The EU-funded Clean IT Project can basically be summed up with Sophisticated Cat, a bunch of painfully out of touch people coming up with Big Ideas to solve this problem called “The Internet.” They originally wanted spyware built into your OS and browser, because that was an awesome idea, but have instead settling for crowdsourcing their discovery of terrorism on the Internet, in the form of a “browser-based reporting mechanism [that] could be developed to allow end users to report terrorist use of the Internet.”
Why do they want a “flag this as terrorism” button, built into every browser? Because of this “challenge” (link is to PDF):
While content portals (like social networks, image or video portals) can offer ‘flagging’ opportunities, other platforms (like hosted websites) often lack such a mechanism. Moreover, there is not one international, user-friendly reporting mechanism available to all Internet users, irrespective of which part of the Internet they are using at the moment they notice what they think is terrorist use of the Internet.
So, essentially, the Clean IT Project is saying that people who inadvertently wind up on terrorist websites, of which we are sure there are legions, desperately need an ability to hit a button and tell somebody that “Holy crap! I found terrorism!”

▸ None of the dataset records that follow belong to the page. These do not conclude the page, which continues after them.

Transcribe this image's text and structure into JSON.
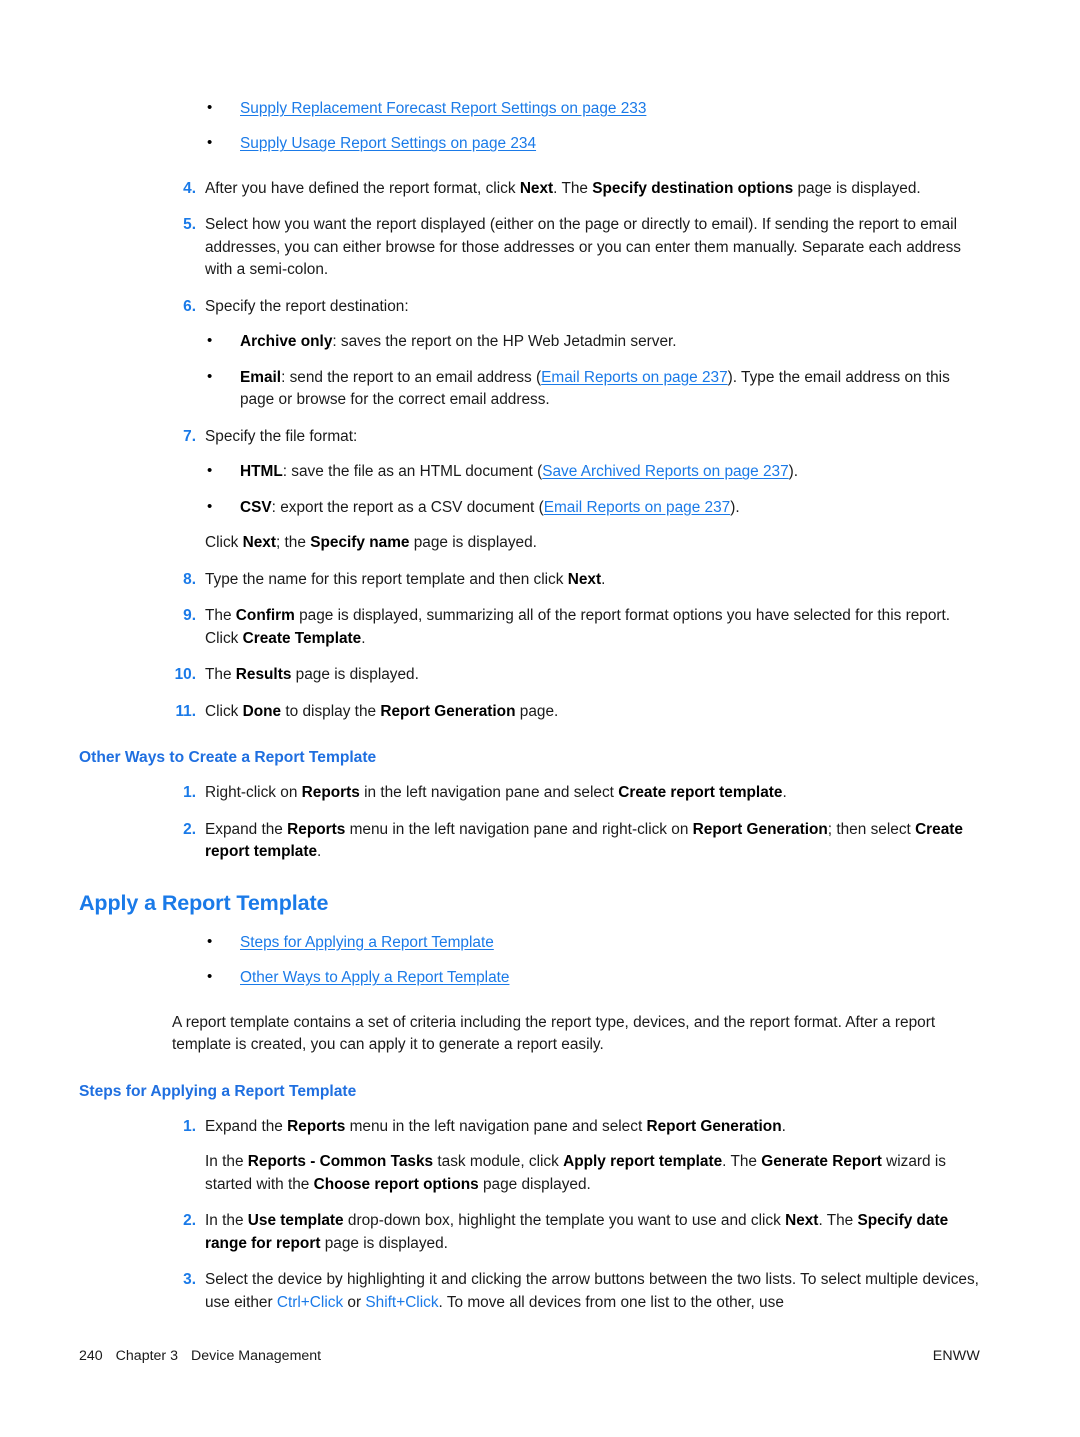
{
  "document": {
    "page_number": "240",
    "chapter": "Chapter 3",
    "chapter_title": "Device Management",
    "footer_right": "ENWW",
    "colors": {
      "link": "#1a7ae8",
      "heading_major": "#1a7ae8",
      "heading_minor": "#1f6fe0",
      "list_number": "#1a7ae8",
      "body": "#1a1a1a"
    }
  },
  "top_bullets": [
    {
      "text": "Supply Replacement Forecast Report Settings on page 233"
    },
    {
      "text": "Supply Usage Report Settings on page 234"
    }
  ],
  "steps_create": {
    "s4": {
      "num": "4.",
      "t1": "After you have defined the report format, click ",
      "b1": "Next",
      "t2": ". The ",
      "b2": "Specify destination options",
      "t3": " page is displayed."
    },
    "s5": {
      "num": "5.",
      "t1": "Select how you want the report displayed (either on the page or directly to email). If sending the report to email addresses, you can either browse for those addresses or you can enter them manually. Separate each address with a semi-colon."
    },
    "s6": {
      "num": "6.",
      "t1": "Specify the report destination:",
      "bullets": [
        {
          "b1": "Archive only",
          "t1": ": saves the report on the HP Web Jetadmin server."
        },
        {
          "b1": "Email",
          "t1": ": send the report to an email address (",
          "link": "Email Reports on page 237",
          "t2": "). Type the email address on this page or browse for the correct email address."
        }
      ]
    },
    "s7": {
      "num": "7.",
      "t1": "Specify the file format:",
      "bullets": [
        {
          "b1": "HTML",
          "t1": ": save the file as an HTML document (",
          "link": "Save Archived Reports on page 237",
          "t2": ")."
        },
        {
          "b1": "CSV",
          "t1": ": export the report as a CSV document (",
          "link": "Email Reports on page 237",
          "t2": ")."
        }
      ],
      "trailing": {
        "t1": "Click ",
        "b1": "Next",
        "t2": "; the ",
        "b2": "Specify name",
        "t3": " page is displayed."
      }
    },
    "s8": {
      "num": "8.",
      "t1": "Type the name for this report template and then click ",
      "b1": "Next",
      "t2": "."
    },
    "s9": {
      "num": "9.",
      "t1": "The ",
      "b1": "Confirm",
      "t2": " page is displayed, summarizing all of the report format options you have selected for this report. Click ",
      "b2": "Create Template",
      "t3": "."
    },
    "s10": {
      "num": "10.",
      "t1": "The ",
      "b1": "Results",
      "t2": " page is displayed."
    },
    "s11": {
      "num": "11.",
      "t1": "Click ",
      "b1": "Done",
      "t2": " to display the ",
      "b2": "Report Generation",
      "t3": " page."
    }
  },
  "other_ways_create": {
    "heading": "Other Ways to Create a Report Template",
    "s1": {
      "num": "1.",
      "t1": "Right-click on ",
      "b1": "Reports",
      "t2": " in the left navigation pane and select ",
      "b2": "Create report template",
      "t3": "."
    },
    "s2": {
      "num": "2.",
      "t1": "Expand the ",
      "b1": "Reports",
      "t2": " menu in the left navigation pane and right-click on ",
      "b2": "Report Generation",
      "t3": "; then select ",
      "b3": "Create report template",
      "t4": "."
    }
  },
  "apply_section": {
    "heading": "Apply a Report Template",
    "bullets": [
      {
        "text": "Steps for Applying a Report Template"
      },
      {
        "text": "Other Ways to Apply a Report Template"
      }
    ],
    "intro": "A report template contains a set of criteria including the report type, devices, and the report format. After a report template is created, you can apply it to generate a report easily."
  },
  "steps_apply": {
    "heading": "Steps for Applying a Report Template",
    "s1": {
      "num": "1.",
      "t1": "Expand the ",
      "b1": "Reports",
      "t2": " menu in the left navigation pane and select ",
      "b2": "Report Generation",
      "t3": ".",
      "sub": {
        "t1": "In the ",
        "b1": "Reports - Common Tasks",
        "t2": " task module, click ",
        "b2": "Apply report template",
        "t3": ". The ",
        "b3": "Generate Report",
        "t4": " wizard is started with the ",
        "b4": "Choose report options",
        "t5": " page displayed."
      }
    },
    "s2": {
      "num": "2.",
      "t1": "In the ",
      "b1": "Use template",
      "t2": " drop-down box, highlight the template you want to use and click ",
      "b2": "Next",
      "t3": ". The ",
      "b3": "Specify date range for report",
      "t4": " page is displayed."
    },
    "s3": {
      "num": "3.",
      "t1": "Select the device by highlighting it and clicking the arrow buttons between the two lists. To select multiple devices, use either ",
      "k1": "Ctrl+Click",
      "t2": " or ",
      "k2": "Shift+Click",
      "t3": ". To move all devices from one list to the other, use"
    }
  }
}
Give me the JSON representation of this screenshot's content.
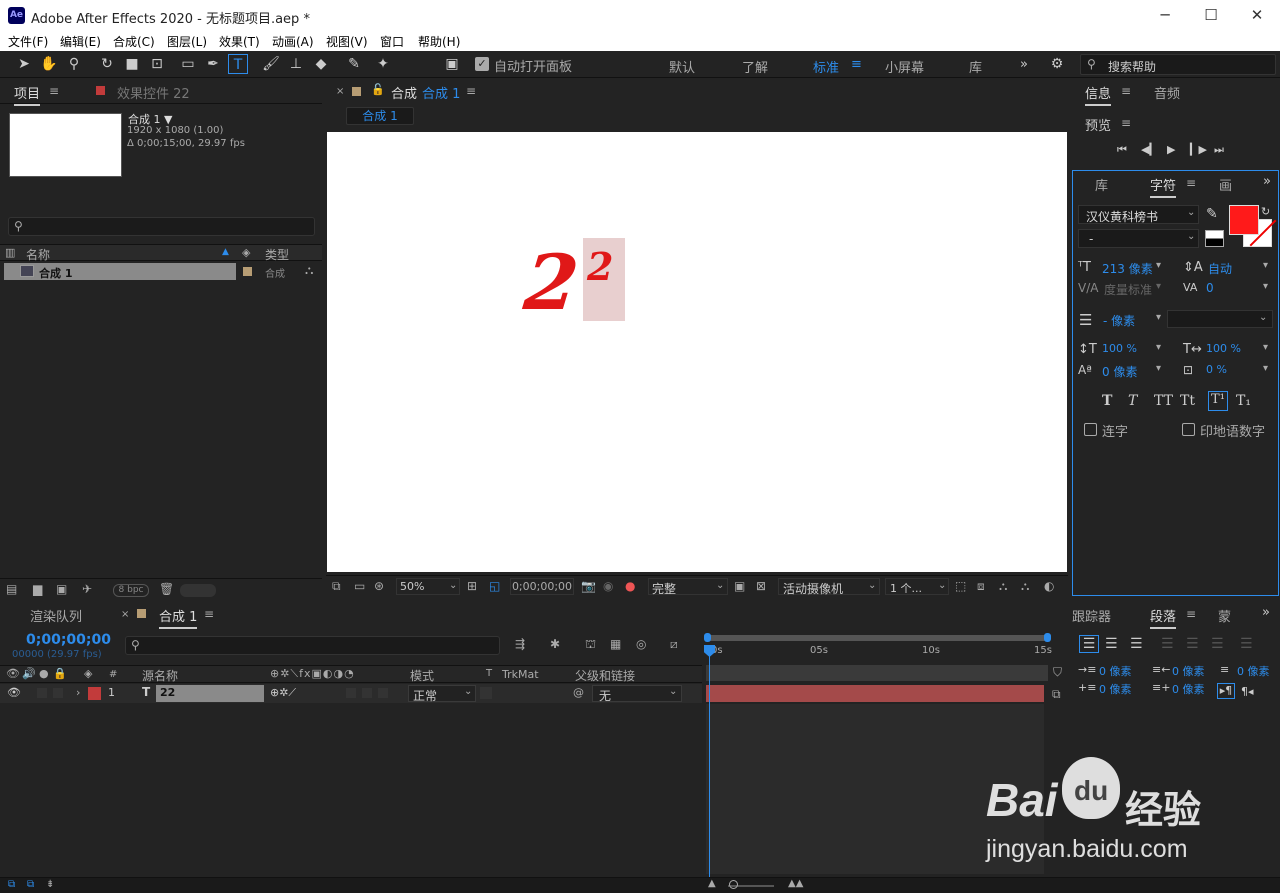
{
  "window": {
    "title": "Adobe After Effects 2020 - 无标题项目.aep *",
    "logo": "Ae",
    "min": "─",
    "max": "☐",
    "close": "✕"
  },
  "menu": [
    "文件(F)",
    "编辑(E)",
    "合成(C)",
    "图层(L)",
    "效果(T)",
    "动画(A)",
    "视图(V)",
    "窗口",
    "帮助(H)"
  ],
  "toolbar": {
    "auto_open_label": "自动打开面板",
    "workspaces": [
      "默认",
      "了解",
      "标准",
      "小屏幕",
      "库"
    ],
    "active_workspace": "标准",
    "search_placeholder": "搜索帮助",
    "more": "»"
  },
  "project": {
    "tab_project": "项目",
    "tab_effects": "效果控件 22",
    "comp_name": "合成 1 ▼",
    "comp_info1": "1920 x 1080 (1.00)",
    "comp_info2": "Δ 0;00;15;00, 29.97 fps",
    "col_name": "名称",
    "col_type": "类型",
    "items": [
      {
        "name": "合成 1",
        "type": "合成"
      }
    ],
    "bpc": "8 bpc"
  },
  "composition": {
    "tab_label": "合成",
    "tab_name": "合成 1",
    "breadcrumb": "合成 1",
    "text_big": "2",
    "text_small": "2",
    "zoom": "50%",
    "timecode": "0;00;00;00",
    "resolution": "完整",
    "camera": "活动摄像机",
    "views": "1 个..."
  },
  "info_panel": {
    "tab_info": "信息",
    "tab_audio": "音频",
    "preview": "预览",
    "controls": [
      "⏮",
      "◀▎",
      "▶",
      "▎▶",
      "⏭"
    ]
  },
  "character": {
    "tab_lib": "库",
    "tab_char": "字符",
    "tab_para": "画",
    "font": "汉仪黄科榜书",
    "style": "-",
    "size": "213 像素",
    "leading": "自动",
    "kerning": "度量标准",
    "tracking": "0",
    "stroke": "- 像素",
    "vscale": "100 %",
    "hscale": "100 %",
    "baseline": "0 像素",
    "tsume": "0 %",
    "styles": [
      "T",
      "T",
      "TT",
      "Tt",
      "T¹",
      "T₁"
    ],
    "ligatures": "连字",
    "hindi": "印地语数字",
    "fill_color": "#ff1a1a"
  },
  "timeline": {
    "tab_render": "渲染队列",
    "tab_comp": "合成 1",
    "timecode": "0;00;00;00",
    "frames": "00000 (29.97 fps)",
    "cols": {
      "hash": "#",
      "source": "源名称",
      "mode": "模式",
      "t": "T",
      "trkmat": "TrkMat",
      "parent": "父级和链接"
    },
    "layer": {
      "index": "1",
      "type": "T",
      "name": "22",
      "mode": "正常",
      "parent": "无"
    },
    "ruler": [
      "0s",
      "05s",
      "10s",
      "15s"
    ],
    "bar_color": "#a44a4a"
  },
  "right_bottom": {
    "tab_tracker": "跟踪器",
    "tab_para": "段落",
    "tab_more": "蒙",
    "indent": [
      "0 像素",
      "0 像素",
      "0 像素",
      "0 像素",
      "0 像素"
    ]
  },
  "watermark": {
    "brand": "Bai",
    "du": "du",
    "jy": "经验",
    "url": "jingyan.baidu.com"
  }
}
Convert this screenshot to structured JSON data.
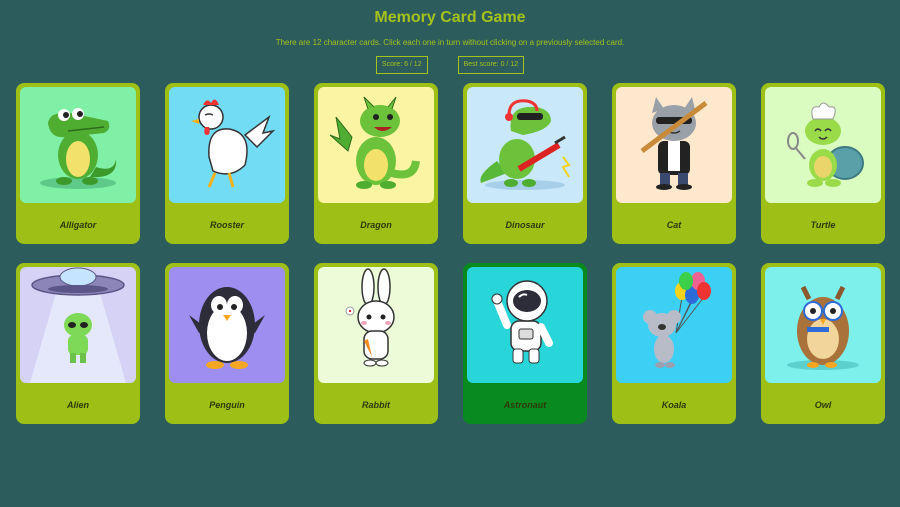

We’ve got to admire their unbridled optimism and belief that most people are willing to chip in. On the other hand, we’ve also got to wonder if anybody, anywhere, involved in the Clean IT Project has heard of trolling. Or even comprehends human nature.
That said, none of this seems to be binding: It’s just a collection of “best practices” that a bunch of people who are Officially Smarter Than You have decided are what’s best for the Internet. In other words, it’s like that binder you got on the first day of the job that you cracked once, realized has nothing to do with your job, and currently props up your desk.
On the other hand, Facebook having a terrorism button would be awesome, for the five hours it was allowed.